    Most Harrier merchants can refer local tradesmen who are qualified to construct your shed. Please note these tradesmen are independent contractors who will contract directly to you for the building works.

Glossary

Apex

The apex is the highest point of the roof, where the rafters join.

Bay

A bay is the space between the main vertical poles in a building. See the following examples:

Canopy

A roof overhang which provides additional shelter over the entrance or opening to a shed.

Cladding

Cladding is the material that covers your external walls and roof. Pole sheds are generally clad in profiled steel, but can incorporate ply, weatherboard, or basically any cladding material.

Flashings
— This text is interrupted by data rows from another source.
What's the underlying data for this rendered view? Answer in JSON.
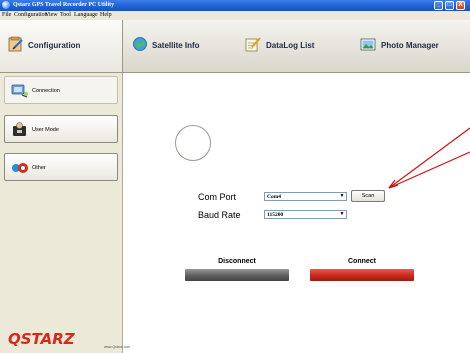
{
  "window": {
    "title": "Qstarz GPS Travel Recorder PC Utility",
    "controls": {
      "minimize": "_",
      "maximize": "□",
      "close": "X"
    }
  },
  "menu": [
    "File",
    "Configuration",
    "View",
    "Tool",
    "Language",
    "Help"
  ],
  "tabs": [
    {
      "label": "Configuration",
      "icon": "configuration-icon",
      "active": true
    },
    {
      "label": "Satellite Info",
      "icon": "satellite-icon"
    },
    {
      "label": "DataLog List",
      "icon": "datalog-icon"
    },
    {
      "label": "Photo Manager",
      "icon": "photo-icon"
    }
  ],
  "sidebar": {
    "items": [
      {
        "label": "Connection",
        "icon": "connection-icon",
        "active": true
      },
      {
        "label": "User Mode",
        "icon": "user-mode-icon"
      },
      {
        "label": "Other",
        "icon": "other-icon"
      }
    ],
    "logo": {
      "text": "QSTARZ",
      "url": "www.Qstarz.com"
    }
  },
  "connection": {
    "com_port_label": "Com Port",
    "com_port_value": "Com4",
    "baud_rate_label": "Baud Rate",
    "baud_rate_value": "115200",
    "scan_label": "Scan",
    "disconnect_label": "Disconnect",
    "connect_label": "Connect"
  },
  "colors": {
    "titlebar": "#1f5fd4",
    "connect": "#c72a1c",
    "disconnect": "#5e5e5e",
    "annotation_arrow": "#d01010",
    "logo": "#d8281b"
  }
}
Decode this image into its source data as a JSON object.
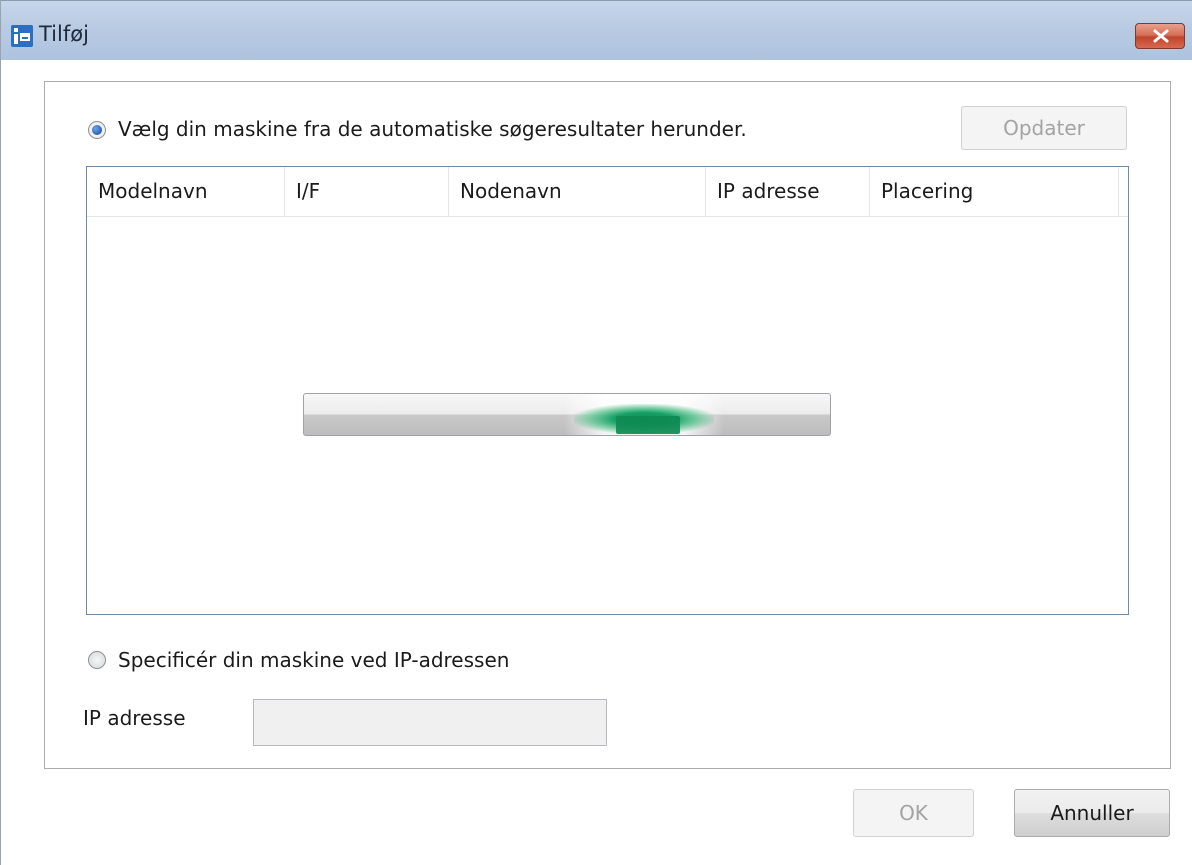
{
  "window": {
    "title": "Tilføj"
  },
  "search_option": {
    "label": "Vælg din maskine fra de automatiske søgeresultater herunder.",
    "selected": true,
    "update_button_label": "Opdater"
  },
  "results_table": {
    "columns": [
      "Modelnavn",
      "I/F",
      "Nodenavn",
      "IP adresse",
      "Placering"
    ],
    "rows": []
  },
  "progress": {
    "state": "indeterminate",
    "color": "#0d8a52"
  },
  "ip_option": {
    "label": "Specificér din maskine ved IP-adressen",
    "selected": false,
    "field_label": "IP adresse",
    "field_value": ""
  },
  "footer": {
    "ok_label": "OK",
    "cancel_label": "Annuller"
  },
  "icons": {
    "app": "printer-add-icon",
    "close": "close-icon"
  }
}
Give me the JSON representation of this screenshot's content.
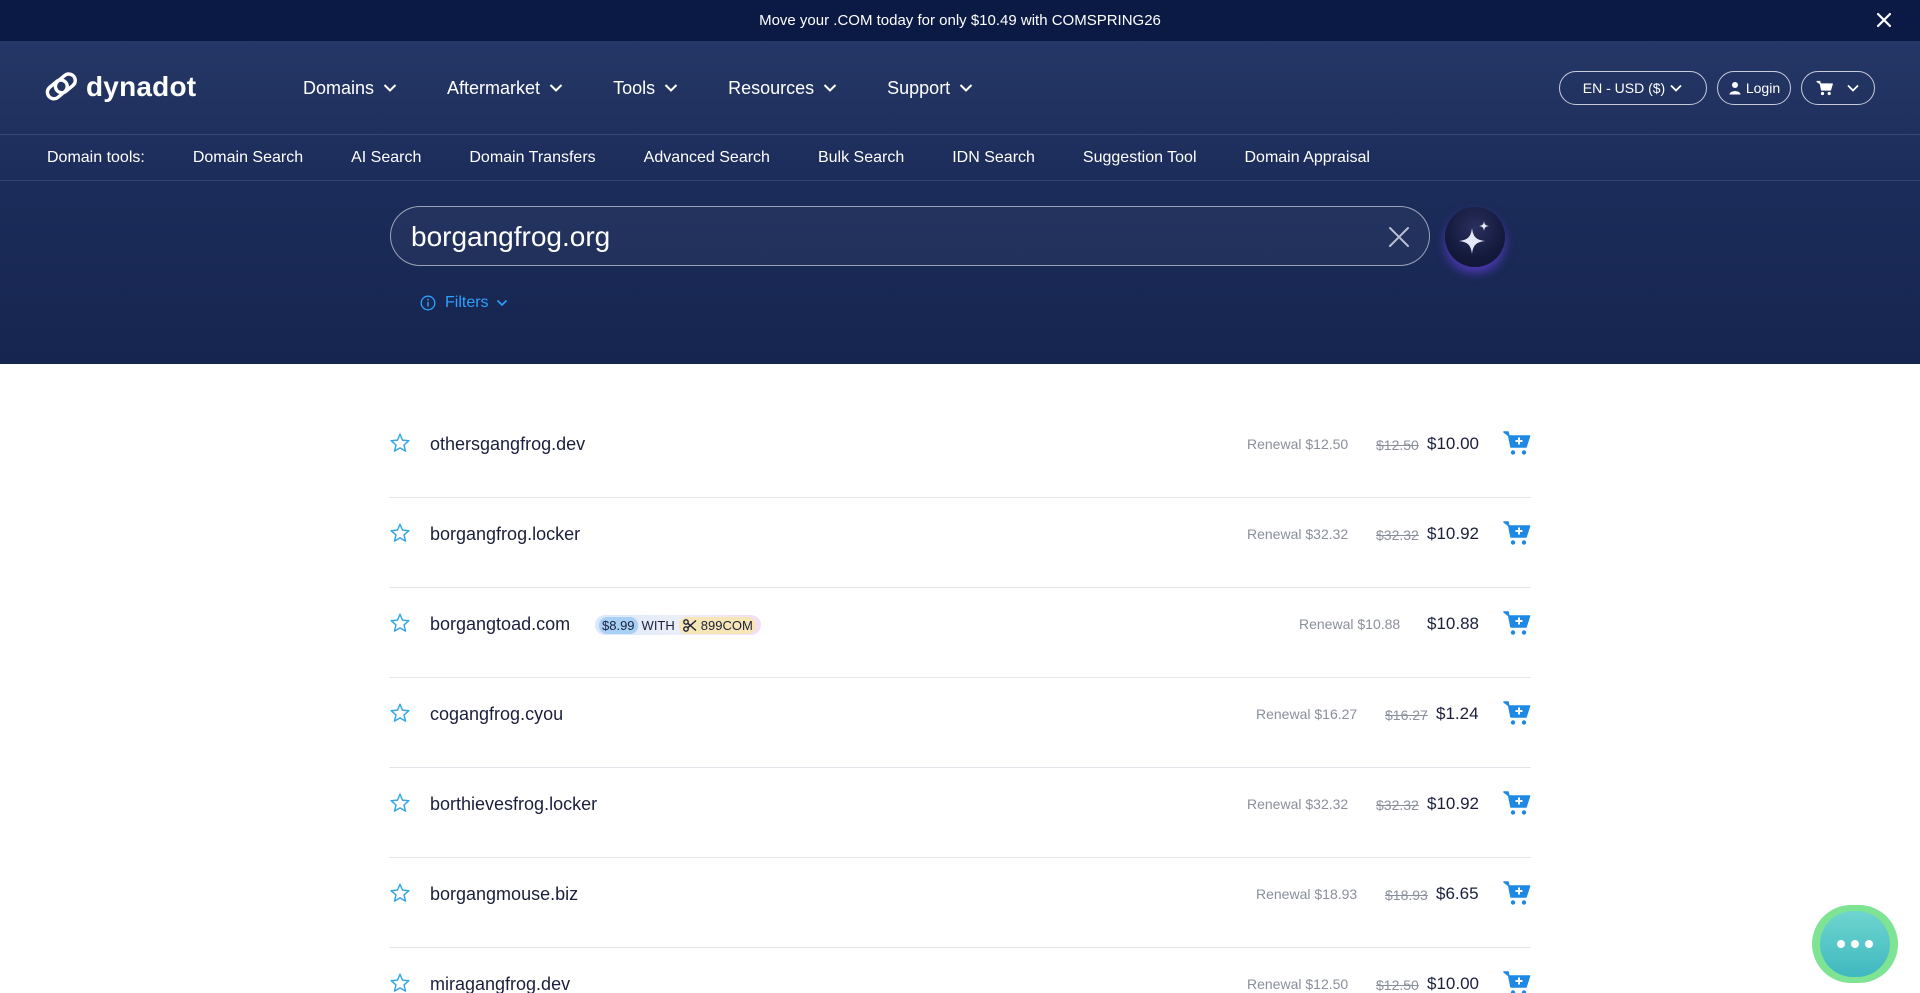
{
  "promo": {
    "text": "Move your .COM today for only $10.49 with COMSPRING26"
  },
  "brand": {
    "name": "dynadot"
  },
  "nav": {
    "items": [
      {
        "label": "Domains"
      },
      {
        "label": "Aftermarket"
      },
      {
        "label": "Tools"
      },
      {
        "label": "Resources"
      },
      {
        "label": "Support"
      }
    ],
    "language": "EN - USD ($)",
    "login": "Login"
  },
  "tools": {
    "label": "Domain tools:",
    "links": [
      "Domain Search",
      "AI Search",
      "Domain Transfers",
      "Advanced Search",
      "Bulk Search",
      "IDN Search",
      "Suggestion Tool",
      "Domain Appraisal"
    ]
  },
  "search": {
    "value": "borgangfrog.org"
  },
  "filters": {
    "label": "Filters"
  },
  "results": [
    {
      "domain": "othersgangfrog.dev",
      "renewal": "Renewal $12.50",
      "old_price": "$12.50",
      "price": "$10.00"
    },
    {
      "domain": "borgangfrog.locker",
      "renewal": "Renewal $32.32",
      "old_price": "$32.32",
      "price": "$10.92"
    },
    {
      "domain": "borgangtoad.com",
      "renewal": "Renewal $10.88",
      "old_price": "",
      "price": "$10.88",
      "promo": {
        "price": "$8.99",
        "with": "WITH",
        "code": "899COM"
      }
    },
    {
      "domain": "cogangfrog.cyou",
      "renewal": "Renewal $16.27",
      "old_price": "$16.27",
      "price": "$1.24"
    },
    {
      "domain": "borthievesfrog.locker",
      "renewal": "Renewal $32.32",
      "old_price": "$32.32",
      "price": "$10.92"
    },
    {
      "domain": "borgangmouse.biz",
      "renewal": "Renewal $18.93",
      "old_price": "$18.93",
      "price": "$6.65"
    },
    {
      "domain": "miragangfrog.dev",
      "renewal": "Renewal $12.50",
      "old_price": "$12.50",
      "price": "$10.00"
    }
  ],
  "colors": {
    "hero": "#1c2c5a",
    "promo_bar": "#0b1a45",
    "accent": "#1e88e5",
    "link": "#2ea0ff",
    "chat": "#7ee393"
  },
  "icons": {
    "promo_close": "close-icon",
    "menu_chevron": "chevron-down-icon",
    "login": "user-icon",
    "cart": "cart-icon",
    "search_clear": "close-icon",
    "ai": "sparkle-icon",
    "filters": "info-icon",
    "favorite": "star-icon",
    "add_to_cart": "add-to-cart-icon",
    "coupon": "scissors-icon",
    "chat": "chat-bubble-icon"
  }
}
A flashing is typically a folded steel component that drains or deflects water back outside the cladding system.

Floor area

The length multiplied by the width of your building. This can also include extra floor area if your building has a mezzanine floor.

Gable roof

A gable roof features two roof sections which come together to form a triangle.

Girt

A timber section fixed horizontally to the vertical poles/posts to provide horizontal support.

Importance Level (IL)

The importance level rating is determined by the intended use of your building, its location and the risk it poses to human life and other structures around it. IL1 is used for non-habitable buildings.

Knee brace (or prop)

A timber support strut between the wall and the roof (or canopy).

Knee height

The distance between the ground and the top of the wall.

Lean-to

A roof which slopes in a single direction. Also known as a monopitch or skillion roof.

Mullions

Mullions are timber sections that roller doors are fixed to.

PA door

PA door stands for a Personnel Access door. A PA door is a standard door, similar to the front door of a house. The door can be in steel or aluminium joinery.

Purlin

Timber that spans from rafter to rafter. Spacings are defined by the roofing material.

Rafters

The main timber sections that span between the poles.

Roof pitch

The slope or angle of your roof.

Span

The distance between the two sides of a building.

News

Some common pole shed terms:

Shed dimension guide

The image below shows how to measure your shed dimensions. For a gable shed the bay height high is the highest apex where the two roofs intersect.

Why build a timber pole shed?

  • Very cost effective compared to other sheds
  • Less site preparation and shorter building time
  • Simple to construct
  • No need for a concrete slab
  • Timber is a renewable resource
  • Timber has good flex so allows movement to hold structure
  • Easy and safe to pre-wire through timber framing
  • Very durable with the ability to withstand adverse weather conditions
  • Long history of reliable performance